Only a minority, somewhere less than 20% need religion. Countries that have left religion behind have shifted towards non-belief fairly quickly, not unlike the overturning of LBGT bias. The US is getting much closer to this tipping point.
Arts, science and wisdom and philosophy are available to replace religion. They can do so very effectively without the religious inculcation of xenophobia, nonsense, hatred and anti-intellectualism. This is especially true when religion is weakened and ineffective in its denunciation or perversion of education. Which is to say that when religion is so weakened, rational and meaningful support can be better developed and disseminated.
Yes, interesting. I like the line: “The solution to religion is to remove the need that created it.”
Is the solution to improve our humanity, to the degree that religion is no longer needed? Can we get to a point where we can rely on each other, with faith in our own strengths, cooperation, reason, compassion, collective wisdom, and trust in our fellow humans, toward a feeling of safety and security in that we are all doing the best we can and we all want better for everyone?
Isn't that is a better goal than reverting back to the false safety net of religion? Perhaps the answer to that is the underlying goal of humanism?
I have realized that while genetics / development may have played a part in my Atheism, it was likely my tough childhood that taught me from a very early age that I could not count on anyone to help me and that I had to take care of myself. Later, the hypocrisy of religion, its lack of conformance to the real world, and inconsistencies only added to my growing skepticism.
finding solace in religion has carried people through the most intolerable social and justices in the history of man. knowing that the next life will be better than this one it's a way to control people both morally and economically. a perfect example of this
in Animal Farm the reference is to" Sugar Candy Mountain" this kept the animals working until it was time for the glue factory
'What would it take us to get beyond that kind of solution to the real needs people have?
That cuts to the heart of the matter. Socialism tried a secular alternative which was disastrous. Sam Harris says socialism wasn't really atheistic; he says it was religious in its psychology. Social democracy is well worth a try. It is a feature of Irish society. Real poverty is controlled well but it doesn't remedy the hole left in the spiritual lives of people. I wonder what it would really take.

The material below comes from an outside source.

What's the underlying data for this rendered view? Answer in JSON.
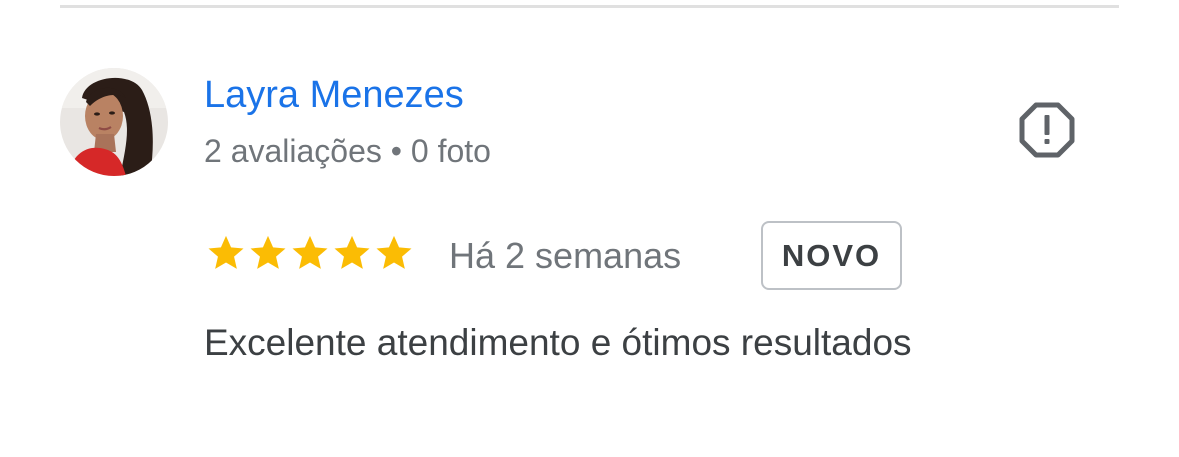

I think this is such an important point that Professor Wolff is making. Taking away the drug from an addict without putting in place some support system and providing them with a reason not to go back onto that drug again will fail. The analogy is a good one, if we want to stop people believing in god and using religion as a crutch to lean on ...we can’t just knock away that crutch and expect them to stand on their own two feet without providing them with the mental capacity to deal with life’s problems and enabling them to use community and friendship with other humans instead of feeling the need to pray and go to church because it’s there they think they get the strength to face the vicissitudes of everyday life. They need to believe that we can be in commune with each other as human beings without the need to wrap everything up in religion and tie it with a bow. We can reason and help each other by listening and supporting and encouraging others to seek help and advice. A problem shared is a problem halved is a great adage....it’s one we should try to encourage our religious friends to keep in mind as it’s much more effective than praying to a nonexistent entity. A sense of community and belonging is what keeps a lot of people going to church I’m sure, what we have to do is try to show that all humanity is a community, that we are approachable and non-exclusive, we have to be brothers and sisters to all humanity, only then will the need for gods be eliminated.
Many atheists like to point out that there is a clear correlation between poverty on the one side and religion on the other side: the more religious a society is, the poorer it tends to be on average.
Now the common interpretation of this fact is: religion is the cause of that poverty because it is an obstacle to progress. That might be an aspect of the bigger picture, but Prof Wolff points to the other side of the correlation: that religion is a means to cope with real problems, if you take away this "opium" you are just being cruel.
People in Sweden or Germany can afford to be secular; they no longer need the opium